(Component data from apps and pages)
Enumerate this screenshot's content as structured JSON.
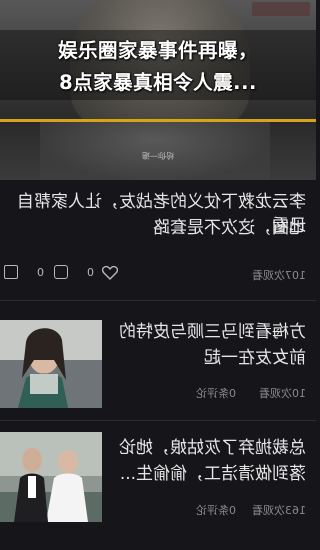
{
  "headline": {
    "line1": "娱乐圈家暴事件再曝，",
    "line2": "8点家暴真相令人震..."
  },
  "video": {
    "subtitle": "给你一遍"
  },
  "article1": {
    "title_line1": "李云龙救下仗义的老战友，让人家帮自己看",
    "title_line2": "地图，这次不是套路",
    "views": "107次观看",
    "comment_count": "0",
    "like_count": "0"
  },
  "article2": {
    "title_line1": "方梅看到马三顺与皮特的",
    "title_line2": "前女友在一起",
    "views": "10次观看",
    "comments": "0条评论"
  },
  "article3": {
    "title_line1": "总裁抛弃了灰姑娘，她论",
    "title_line2": "落到做清洁工，偷偷生...",
    "views": "163次观看",
    "comments": "0条评论"
  },
  "colors": {
    "accent": "#d6a414",
    "background": "#15151a"
  }
}
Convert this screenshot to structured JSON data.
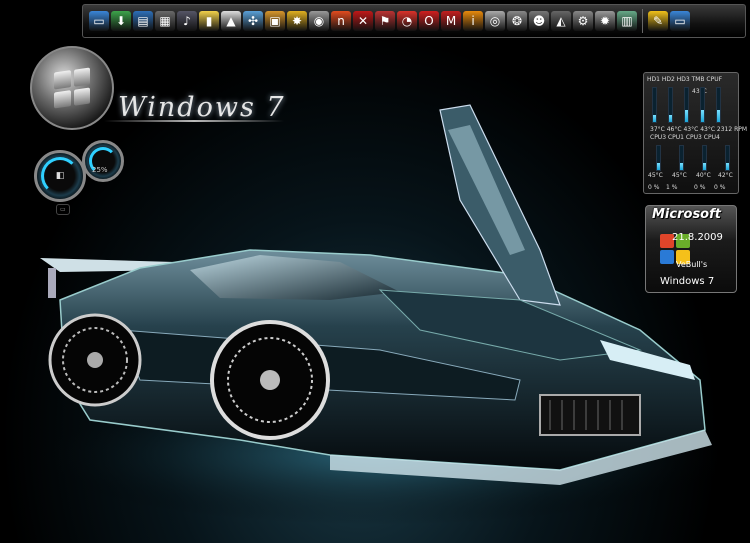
{
  "dock": {
    "icons": [
      {
        "name": "computer-icon",
        "color": "#3a86d8",
        "glyph": "▭"
      },
      {
        "name": "download-icon",
        "color": "#3ca34a",
        "glyph": "⬇"
      },
      {
        "name": "monitor-icon",
        "color": "#2d6fb8",
        "glyph": "▤"
      },
      {
        "name": "media-player-icon",
        "color": "#6a6a6a",
        "glyph": "▦"
      },
      {
        "name": "music-icon",
        "color": "#556",
        "glyph": "♪"
      },
      {
        "name": "notes-icon",
        "color": "#f2d14a",
        "glyph": "▮"
      },
      {
        "name": "cone-icon",
        "color": "#ddd",
        "glyph": "▲"
      },
      {
        "name": "resize-icon",
        "color": "#5aa0d8",
        "glyph": "✣"
      },
      {
        "name": "package-icon",
        "color": "#d8962c",
        "glyph": "▣"
      },
      {
        "name": "gadget-icon",
        "color": "#e0b020",
        "glyph": "✸"
      },
      {
        "name": "camera-icon",
        "color": "#999",
        "glyph": "◉"
      },
      {
        "name": "nero-icon",
        "color": "#e14b1f",
        "glyph": "n"
      },
      {
        "name": "x-tool-icon",
        "color": "#c01818",
        "glyph": "✕"
      },
      {
        "name": "pin-icon",
        "color": "#b33",
        "glyph": "⚑"
      },
      {
        "name": "spiral-icon",
        "color": "#d9322a",
        "glyph": "◔"
      },
      {
        "name": "opera-icon",
        "color": "#d01f1f",
        "glyph": "O"
      },
      {
        "name": "mcafee-icon",
        "color": "#c41f1f",
        "glyph": "M"
      },
      {
        "name": "info-icon",
        "color": "#e88a0c",
        "glyph": "i"
      },
      {
        "name": "disc-icon",
        "color": "#aaa",
        "glyph": "◎"
      },
      {
        "name": "film-reel-icon",
        "color": "#888",
        "glyph": "❂"
      },
      {
        "name": "user-icon",
        "color": "#777",
        "glyph": "☻"
      },
      {
        "name": "chart-tool-icon",
        "color": "#666",
        "glyph": "◭"
      },
      {
        "name": "settings-icon",
        "color": "#888",
        "glyph": "⚙"
      },
      {
        "name": "gear-icon",
        "color": "#999",
        "glyph": "✹"
      },
      {
        "name": "device-manager-icon",
        "color": "#6a8",
        "glyph": "▥"
      },
      {
        "name": "tools-icon",
        "color": "#f1c21a",
        "glyph": "✎"
      },
      {
        "name": "display-icon",
        "color": "#3a86d8",
        "glyph": "▭"
      }
    ]
  },
  "desktop": {
    "title": "Windows 7"
  },
  "gauges": {
    "ram_value": "25%"
  },
  "sensor": {
    "header": "HD1 HD2 HD3 TMB CPUF",
    "top_value": "43°C",
    "row1": "37°C 46°C 43°C 43°C 2312 RPM",
    "row1_labels": "CPU3   CPU1   CPU3   CPU4",
    "cpu_temps": [
      "45°C",
      "45°C",
      "40°C",
      "42°C"
    ],
    "cpu_loads": [
      "0 %",
      "1 %",
      "0 %",
      "0 %"
    ],
    "top_bar_levels": [
      0.2,
      0.2,
      0.35,
      0.35,
      0.35
    ],
    "bottom_bar_levels": [
      0.3,
      0.3,
      0.3,
      0.3
    ]
  },
  "ms_gadget": {
    "title": "Microsoft",
    "date": "21.8.2009",
    "user": "VeBull's",
    "version": "Windows 7",
    "logo_colors": [
      "#e0452a",
      "#6aae2a",
      "#2a7ad6",
      "#f5c01a"
    ]
  }
}
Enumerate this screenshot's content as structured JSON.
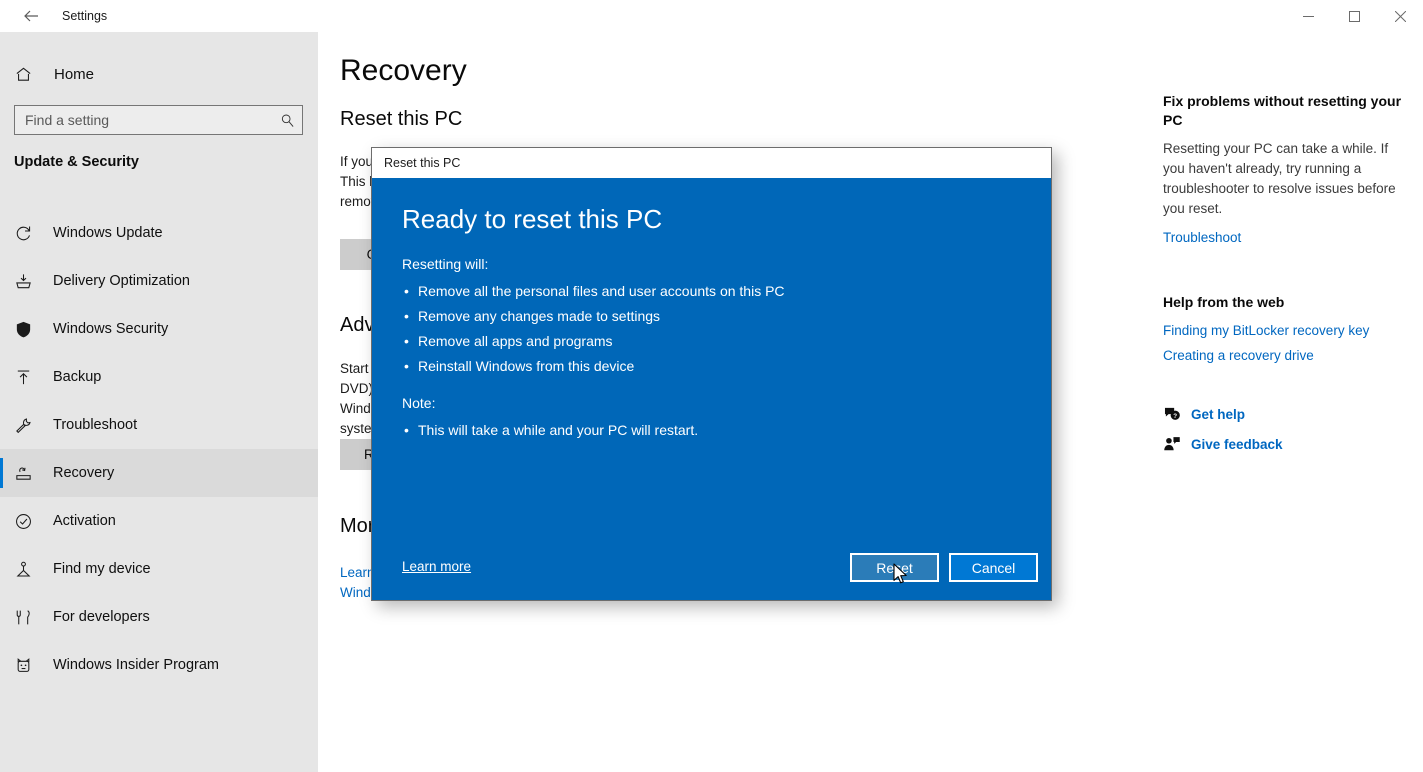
{
  "window": {
    "title": "Settings",
    "back_icon": "back-arrow-icon",
    "controls": {
      "minimize": "—",
      "maximize": "☐",
      "close": "✕"
    }
  },
  "sidebar": {
    "home_label": "Home",
    "home_icon": "home-icon",
    "search": {
      "placeholder": "Find a setting",
      "value": "",
      "icon": "search-icon"
    },
    "category": "Update & Security",
    "items": [
      {
        "label": "Windows Update",
        "icon": "refresh-icon",
        "selected": false
      },
      {
        "label": "Delivery Optimization",
        "icon": "delivery-icon",
        "selected": false
      },
      {
        "label": "Windows Security",
        "icon": "shield-icon",
        "selected": false
      },
      {
        "label": "Backup",
        "icon": "upload-arrow-icon",
        "selected": false
      },
      {
        "label": "Troubleshoot",
        "icon": "wrench-icon",
        "selected": false
      },
      {
        "label": "Recovery",
        "icon": "recovery-icon",
        "selected": true
      },
      {
        "label": "Activation",
        "icon": "check-circle-icon",
        "selected": false
      },
      {
        "label": "Find my device",
        "icon": "locate-device-icon",
        "selected": false
      },
      {
        "label": "For developers",
        "icon": "developer-tools-icon",
        "selected": false
      },
      {
        "label": "Windows Insider Program",
        "icon": "insider-cat-icon",
        "selected": false
      }
    ]
  },
  "main": {
    "page_title": "Recovery",
    "sections": [
      {
        "heading": "Reset this PC",
        "body": "If your PC isn't running well, resetting it might help. This lets you choose to keep your personal files or remove them, and then reinstalls Windows.",
        "button": "Get started"
      },
      {
        "heading": "Advanced startup",
        "body": "Start up from a device or disc (such as a USB drive or DVD), change your PC's firmware settings, change Windows startup settings, or restore Windows from a system image. This will restart your PC.",
        "button": "Restart now"
      },
      {
        "heading": "More recovery options",
        "link": "Learn how to start fresh with a clean installation of Windows"
      }
    ]
  },
  "right_panel": {
    "fix_heading": "Fix problems without resetting your PC",
    "fix_body": "Resetting your PC can take a while. If you haven't already, try running a troubleshooter to resolve issues before you reset.",
    "fix_link": "Troubleshoot",
    "web_heading": "Help from the web",
    "web_links": [
      "Finding my BitLocker recovery key",
      "Creating a recovery drive"
    ],
    "actions": [
      {
        "label": "Get help",
        "icon": "question-bubble-icon"
      },
      {
        "label": "Give feedback",
        "icon": "feedback-person-icon"
      }
    ]
  },
  "dialog": {
    "titlebar": "Reset this PC",
    "heading": "Ready to reset this PC",
    "lead": "Resetting will:",
    "bullets": [
      "Remove all the personal files and user accounts on this PC",
      "Remove any changes made to settings",
      "Remove all apps and programs",
      "Reinstall Windows from this device"
    ],
    "note_label": "Note:",
    "note_bullets": [
      "This will take a while and your PC will restart."
    ],
    "learn_more": "Learn more",
    "reset_button": "Reset",
    "cancel_button": "Cancel"
  },
  "colors": {
    "accent": "#0078d4",
    "dialog_bg": "#0067b8",
    "link": "#0067c0",
    "sidebar_bg": "#e6e6e6"
  }
}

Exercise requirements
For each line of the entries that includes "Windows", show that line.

Your solution
    "title": "Windows 7"
    "version": "Windows 7",
        "label": "Windows Update",
        "label": "Windows Security",
        "label": "Windows Insider Program",
        "body": "If your PC isn't running well, resetting it might help. This lets you choose to keep your personal files or remove them, and then reinstalls Windows.",
        "body": "Start up from a device or disc (such as a USB drive or DVD), change your PC's firmware settings, change Windows startup settings, or restore Windows from a system image. This will restart your PC.",
        "link": "Learn how to start fresh with a clean installation of Windows"
      "Reinstall Windows from this device"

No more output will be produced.